START DATA
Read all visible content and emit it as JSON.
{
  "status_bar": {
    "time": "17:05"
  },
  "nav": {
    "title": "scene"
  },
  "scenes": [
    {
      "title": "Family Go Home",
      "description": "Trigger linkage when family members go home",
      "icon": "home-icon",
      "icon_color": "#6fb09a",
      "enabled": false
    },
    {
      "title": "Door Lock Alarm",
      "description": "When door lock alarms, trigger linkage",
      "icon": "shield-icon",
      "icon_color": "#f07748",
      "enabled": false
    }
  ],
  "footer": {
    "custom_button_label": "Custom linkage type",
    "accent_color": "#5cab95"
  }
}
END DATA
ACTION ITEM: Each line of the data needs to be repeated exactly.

OUTPUT:
Read all visible content and emit it as JSON.
{
  "status_bar": {
    "time": "17:05"
  },
  "nav": {
    "title": "scene"
  },
  "scenes": [
    {
      "title": "Family Go Home",
      "description": "Trigger linkage when family members go home",
      "icon": "home-icon",
      "icon_color": "#6fb09a",
      "enabled": false
    },
    {
      "title": "Door Lock Alarm",
      "description": "When door lock alarms, trigger linkage",
      "icon": "shield-icon",
      "icon_color": "#f07748",
      "enabled": false
    }
  ],
  "footer": {
    "custom_button_label": "Custom linkage type",
    "accent_color": "#5cab95"
  }
}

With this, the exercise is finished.